If one wants to know more about Elizabeth Cady Stanton's private life and thoughts, one wants to know less about those of feminist-economist and journalist Charlotte Perkins Gilman. In the first volume of Mary Hill's projected two-volume work, Gilman explained the dilemma, writing that she was "very busy 'being me' -- it is engrossing, and I expect other people to be as interested in the process as I am, and they are not!" Gilman, engrossed in self-discovery, left an abundance of documentation about her feelings and difficulties. The author shares Gilman's interest, identifies with her personal dramas and argues that "her historical significance stems not only from her brilliance, but also from the way she lived her life."
Gilman's childhood and adolescence were singularly unhappy. She and her older brother lived with their exhausted mother, miserably married to a man who eventually left her. Gilman feared and idolized her father, while needing and disliking her mother. These tendencies -- enormous need, a constant fear of desertion, coupled with an extremely volatile disposition, made her own first experience of marriage and motherhood extremely painful. Her marriage foundered in part on her incapacity to respond to her child's and her husband's needs when she still hadn't finished being a child herself.
Out of these difficulties Gilman elaborated a feminism based on a woman's right to work outside the home, and to be something other than a wife and mother. In her private life she tried to attend to her emotional needs while making a career possible. She moved to California during the breakup of her first marriage. When her husband remarried a close friend of Gilman, she sent them her little girl. In this period Gilman's emotional involvements were almost exclusively with women, and included two lesbian affairs. Her professional life as a journalist and feminist-at-large picked up momentum, and she traveled and lectured on various women's topics. During these years she wrote Women and Economics, the work for which she is probably best known.

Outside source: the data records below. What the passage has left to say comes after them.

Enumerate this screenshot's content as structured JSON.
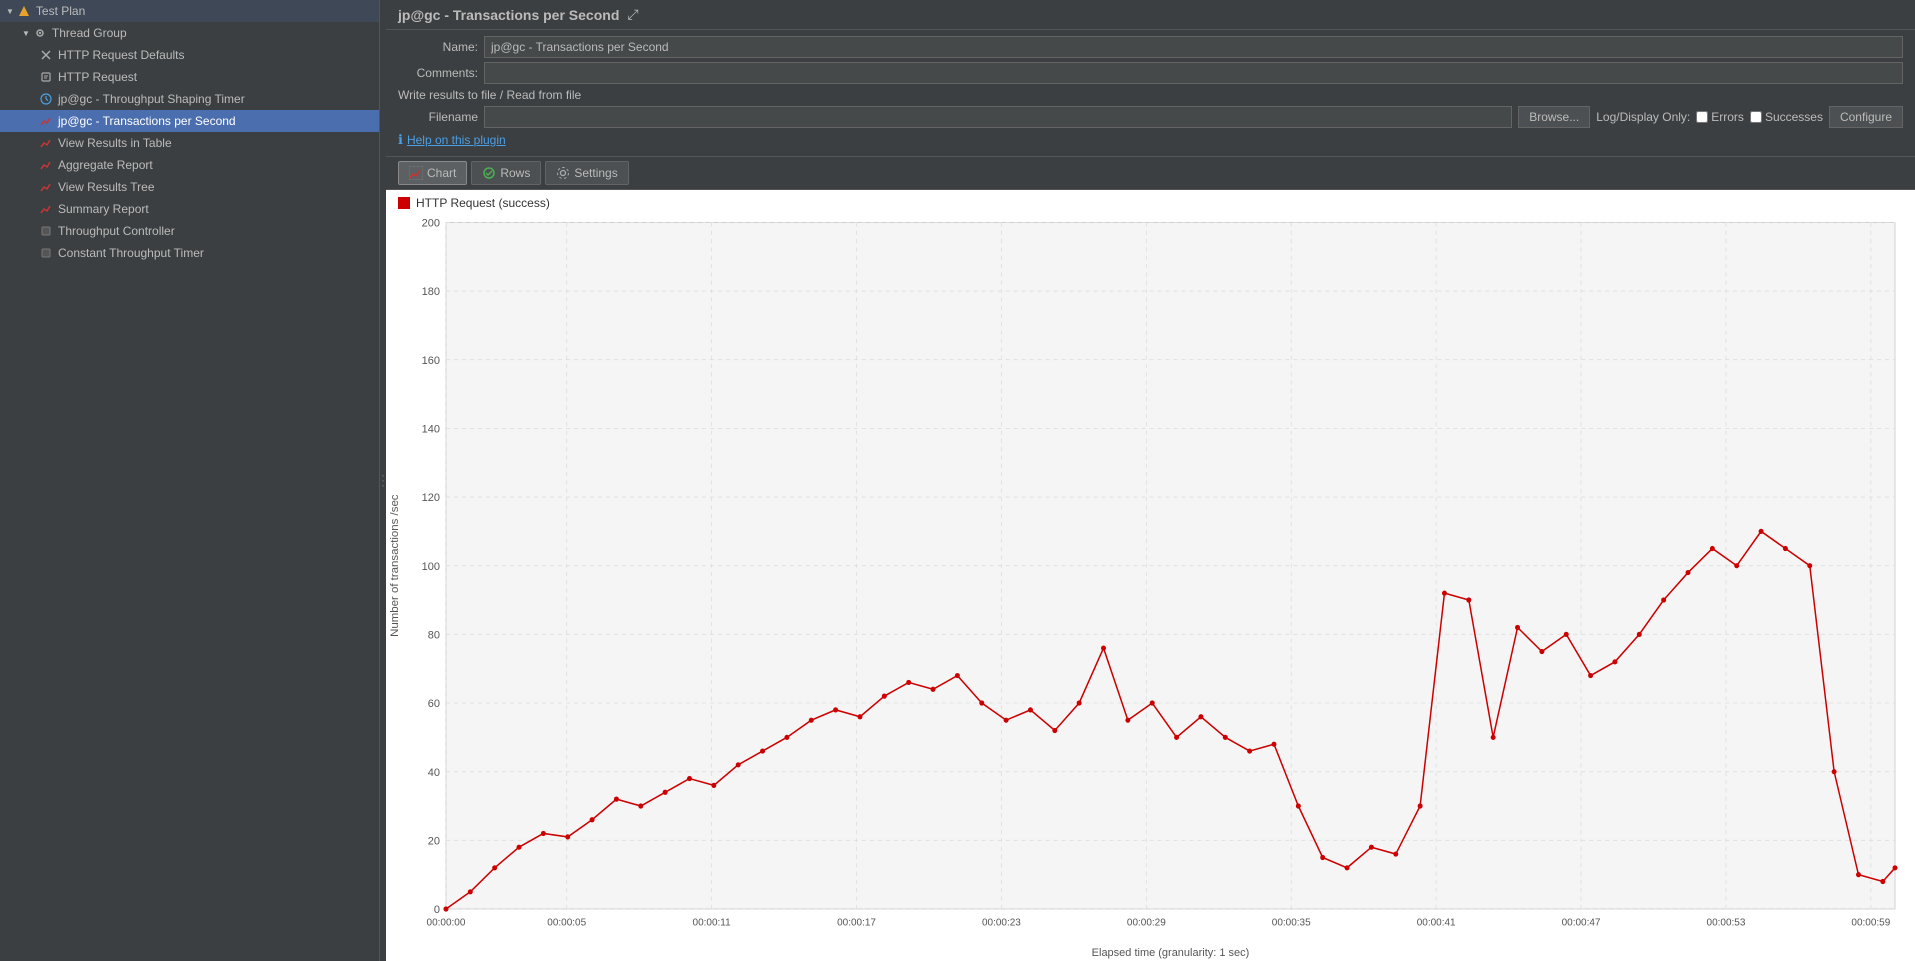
{
  "sidebar": {
    "items": [
      {
        "id": "test-plan",
        "label": "Test Plan",
        "depth": 0,
        "icon": "triangle",
        "iconColor": "#e8a22a",
        "expanded": true,
        "selected": false
      },
      {
        "id": "thread-group",
        "label": "Thread Group",
        "depth": 1,
        "icon": "gear",
        "iconColor": "#aaa",
        "expanded": true,
        "selected": false
      },
      {
        "id": "http-defaults",
        "label": "HTTP Request Defaults",
        "depth": 2,
        "icon": "x",
        "iconColor": "#aaa",
        "selected": false
      },
      {
        "id": "http-request",
        "label": "HTTP Request",
        "depth": 2,
        "icon": "pencil",
        "iconColor": "#aaa",
        "selected": false
      },
      {
        "id": "throughput-timer",
        "label": "jp@gc - Throughput Shaping Timer",
        "depth": 2,
        "icon": "clock",
        "iconColor": "#4b9fe5",
        "selected": false
      },
      {
        "id": "tps",
        "label": "jp@gc - Transactions per Second",
        "depth": 2,
        "icon": "chart",
        "iconColor": "#cc3333",
        "selected": true
      },
      {
        "id": "view-results-table",
        "label": "View Results in Table",
        "depth": 2,
        "icon": "chart",
        "iconColor": "#cc3333",
        "selected": false
      },
      {
        "id": "aggregate-report",
        "label": "Aggregate Report",
        "depth": 2,
        "icon": "chart",
        "iconColor": "#cc3333",
        "selected": false
      },
      {
        "id": "view-results-tree",
        "label": "View Results Tree",
        "depth": 2,
        "icon": "chart",
        "iconColor": "#cc3333",
        "selected": false
      },
      {
        "id": "summary-report",
        "label": "Summary Report",
        "depth": 2,
        "icon": "chart",
        "iconColor": "#cc3333",
        "selected": false
      },
      {
        "id": "throughput-controller",
        "label": "Throughput Controller",
        "depth": 2,
        "icon": "gear-gray",
        "iconColor": "#777",
        "selected": false
      },
      {
        "id": "constant-timer",
        "label": "Constant Throughput Timer",
        "depth": 2,
        "icon": "gear-gray",
        "iconColor": "#777",
        "selected": false
      }
    ]
  },
  "main": {
    "title": "jp@gc - Transactions per Second",
    "name_label": "Name:",
    "name_value": "jp@gc - Transactions per Second",
    "comments_label": "Comments:",
    "comments_value": "",
    "write_results_label": "Write results to file / Read from file",
    "filename_label": "Filename",
    "filename_value": "",
    "browse_label": "Browse...",
    "log_display_label": "Log/Display Only:",
    "errors_label": "Errors",
    "successes_label": "Successes",
    "configure_label": "Configure",
    "help_text": "Help on this plugin",
    "tabs": [
      {
        "id": "chart",
        "label": "Chart",
        "active": true
      },
      {
        "id": "rows",
        "label": "Rows",
        "active": false
      },
      {
        "id": "settings",
        "label": "Settings",
        "active": false
      }
    ],
    "chart": {
      "legend_label": "HTTP Request (success)",
      "y_axis_label": "Number of transactions /sec",
      "x_axis_label": "Elapsed time (granularity: 1 sec)",
      "y_ticks": [
        0,
        20,
        40,
        60,
        80,
        100,
        120,
        140,
        160,
        180,
        200
      ],
      "x_ticks": [
        "00:00:00",
        "00:00:05",
        "00:00:11",
        "00:00:17",
        "00:00:23",
        "00:00:29",
        "00:00:35",
        "00:00:41",
        "00:00:47",
        "00:00:53",
        "00:00:59"
      ],
      "data_points": [
        {
          "x": 0,
          "y": 0
        },
        {
          "x": 2,
          "y": 5
        },
        {
          "x": 4,
          "y": 12
        },
        {
          "x": 6,
          "y": 18
        },
        {
          "x": 8,
          "y": 22
        },
        {
          "x": 10,
          "y": 21
        },
        {
          "x": 12,
          "y": 26
        },
        {
          "x": 14,
          "y": 32
        },
        {
          "x": 16,
          "y": 30
        },
        {
          "x": 18,
          "y": 34
        },
        {
          "x": 20,
          "y": 38
        },
        {
          "x": 22,
          "y": 36
        },
        {
          "x": 24,
          "y": 42
        },
        {
          "x": 26,
          "y": 46
        },
        {
          "x": 28,
          "y": 50
        },
        {
          "x": 30,
          "y": 55
        },
        {
          "x": 32,
          "y": 58
        },
        {
          "x": 34,
          "y": 56
        },
        {
          "x": 36,
          "y": 62
        },
        {
          "x": 38,
          "y": 66
        },
        {
          "x": 40,
          "y": 64
        },
        {
          "x": 42,
          "y": 68
        },
        {
          "x": 44,
          "y": 60
        },
        {
          "x": 46,
          "y": 55
        },
        {
          "x": 48,
          "y": 58
        },
        {
          "x": 50,
          "y": 52
        },
        {
          "x": 52,
          "y": 60
        },
        {
          "x": 54,
          "y": 76
        },
        {
          "x": 56,
          "y": 55
        },
        {
          "x": 58,
          "y": 60
        },
        {
          "x": 60,
          "y": 50
        },
        {
          "x": 62,
          "y": 56
        },
        {
          "x": 64,
          "y": 50
        },
        {
          "x": 66,
          "y": 46
        },
        {
          "x": 68,
          "y": 48
        },
        {
          "x": 70,
          "y": 30
        },
        {
          "x": 72,
          "y": 15
        },
        {
          "x": 74,
          "y": 12
        },
        {
          "x": 76,
          "y": 18
        },
        {
          "x": 78,
          "y": 16
        },
        {
          "x": 80,
          "y": 30
        },
        {
          "x": 82,
          "y": 92
        },
        {
          "x": 84,
          "y": 90
        },
        {
          "x": 86,
          "y": 50
        },
        {
          "x": 88,
          "y": 82
        },
        {
          "x": 90,
          "y": 75
        },
        {
          "x": 92,
          "y": 80
        },
        {
          "x": 94,
          "y": 68
        },
        {
          "x": 96,
          "y": 72
        },
        {
          "x": 98,
          "y": 80
        },
        {
          "x": 100,
          "y": 90
        },
        {
          "x": 102,
          "y": 98
        },
        {
          "x": 104,
          "y": 105
        },
        {
          "x": 106,
          "y": 100
        },
        {
          "x": 108,
          "y": 110
        },
        {
          "x": 110,
          "y": 105
        },
        {
          "x": 112,
          "y": 100
        },
        {
          "x": 114,
          "y": 40
        },
        {
          "x": 116,
          "y": 10
        },
        {
          "x": 118,
          "y": 8
        },
        {
          "x": 119,
          "y": 12
        }
      ],
      "x_max": 119,
      "y_max": 200
    }
  },
  "colors": {
    "sidebar_bg": "#3c3f41",
    "main_bg": "#2b2b2b",
    "selected_bg": "#4b6eaf",
    "chart_line": "#cc0000",
    "chart_bg": "#f5f5f5",
    "grid_line": "#dddddd"
  }
}
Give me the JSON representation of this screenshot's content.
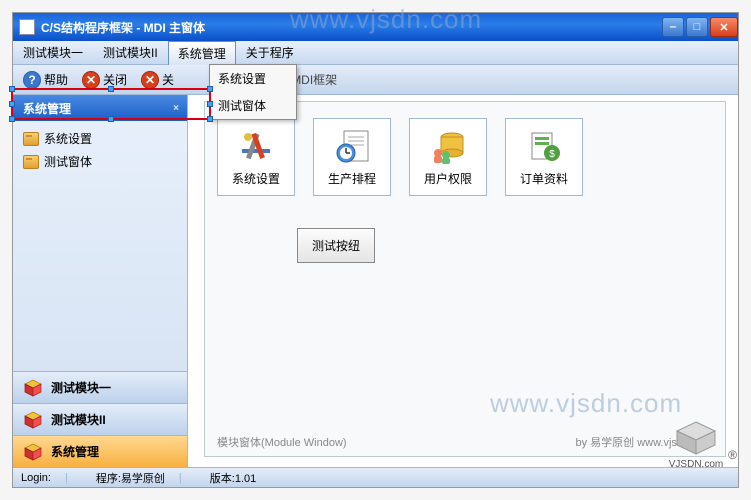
{
  "window": {
    "title": "C/S结构程序框架 - MDI 主窗体"
  },
  "menu": {
    "items": [
      "测试模块一",
      "测试模块II",
      "系统管理",
      "关于程序"
    ],
    "activeIndex": 2,
    "dropdown": [
      "系统设置",
      "测试窗体"
    ]
  },
  "toolbar": {
    "help": "帮助",
    "close": "关闭",
    "closeShort": "关",
    "trailing": "oolbar | 参考MDI框架"
  },
  "sidebar": {
    "header": "系统管理",
    "tree": [
      "系统设置",
      "测试窗体"
    ],
    "nav": [
      "测试模块一",
      "测试模块II",
      "系统管理"
    ],
    "activeNavIndex": 2
  },
  "mdi": {
    "cards": [
      "系统设置",
      "生产排程",
      "用户权限",
      "订单资料"
    ],
    "testButton": "测试按纽",
    "footerLeft": "模块窗体(Module Window)",
    "footerRight": "by 易学原创 www.vjsdn.com"
  },
  "status": {
    "login": "Login:",
    "program": "程序:易学原创",
    "version": "版本:1.01"
  },
  "watermark": "www.vjsdn.com",
  "logo": "VJSDN.com"
}
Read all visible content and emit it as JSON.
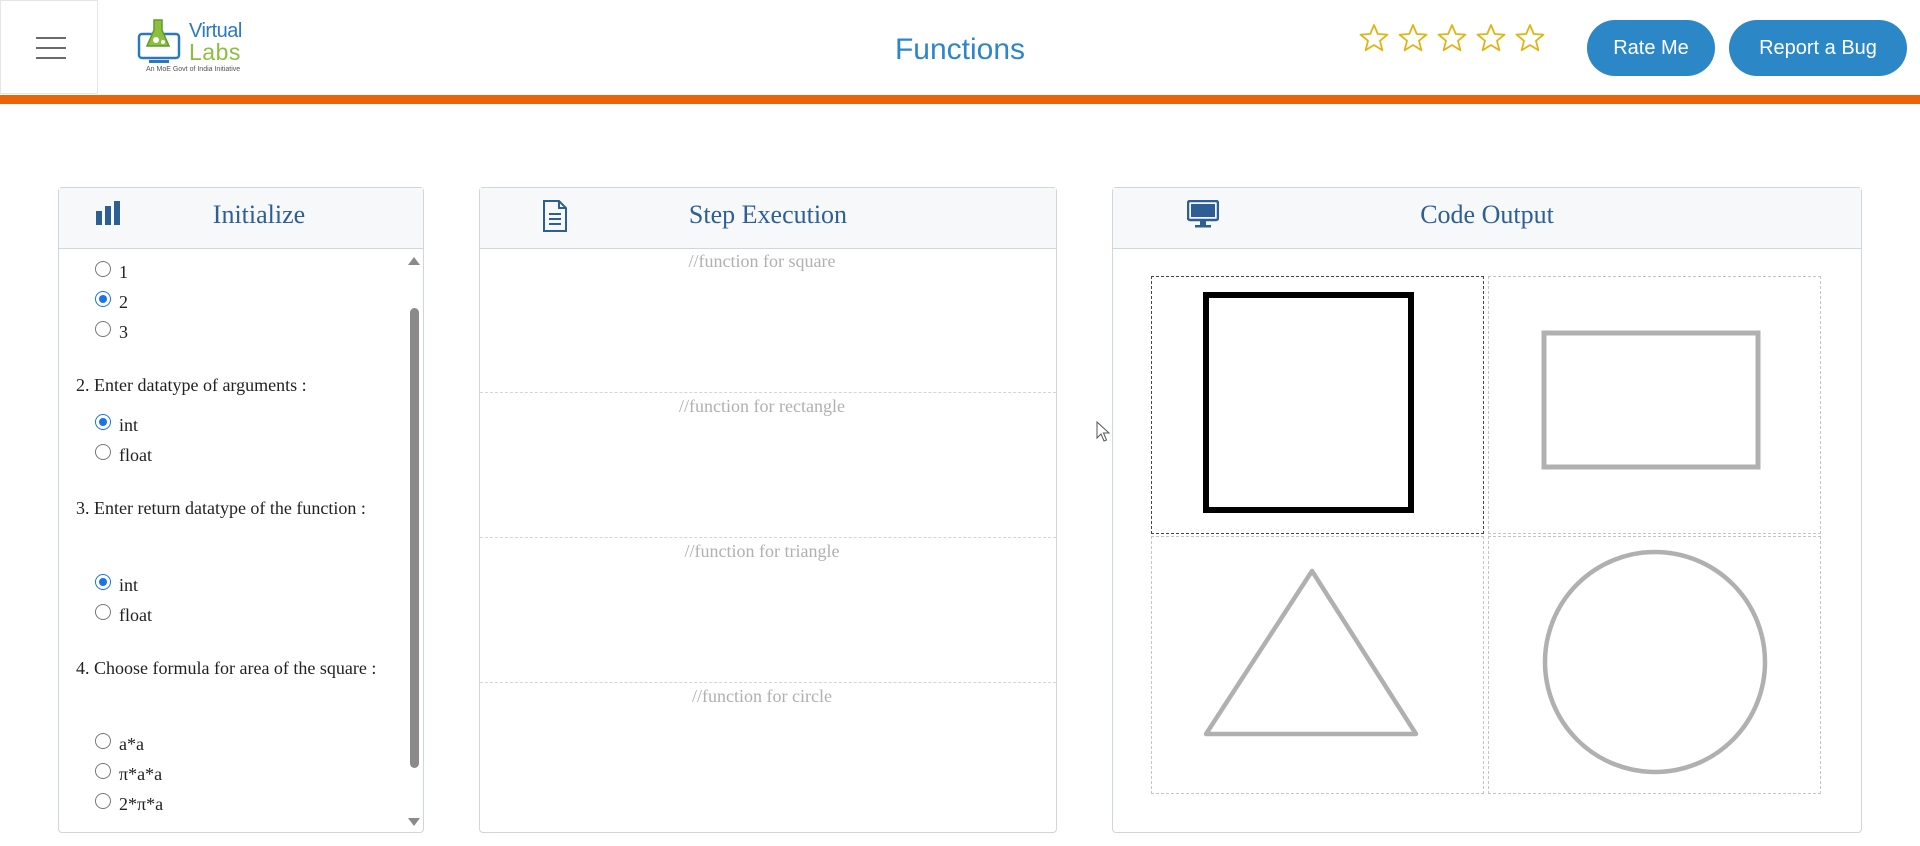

There are two related problems with this volume. One is that the author, less detached from her subject than Lois Banner, adopts to some degree Gilman's view of herself as the hit-and-run victim of her life. Mary Hill skillfully puts us inside Gilman's claustrophobic existence, but then doesn't offer us any perspective on it. We see people with Gilman's vision, stunted by her desperate needs. For example, her letters to her first love, Martha Luther, flatter, wheedle, insist and bully, now in baby talk, now in coy dialect, but they never admit the existence of another person. Nor does the author, following Gilman's example, make Luther or any other character truly distinct. Consequently, the reader begins to feel exploited by Gilman's profound self-absorption.
This short-sighted vision of Gilman does her the disservice of undermining our confidence in the importance of her work, especially troubling since her achievements were neither as tangible nor as obvious as those of Stanton. We are left with the uncomfortable impression that Gilman's contributions to feminism were all based on her unrelenting and hopelessly subjective self-consciousness. We bog down in her feuds and don't see her purposes. From up close Charlotte Gilman looks like a candidate for the already overpopulated gallery of unbalanced American women still waiting for some historical meaning to be attached to them. Maybe volume two will provide the distance needed to put her into social and intellectual perspective. In any case, Mary Hill's extensive scholarship and her sympathy for her subject will make Gilman accessible to contemporary women looking for historical parallels for their personal battles.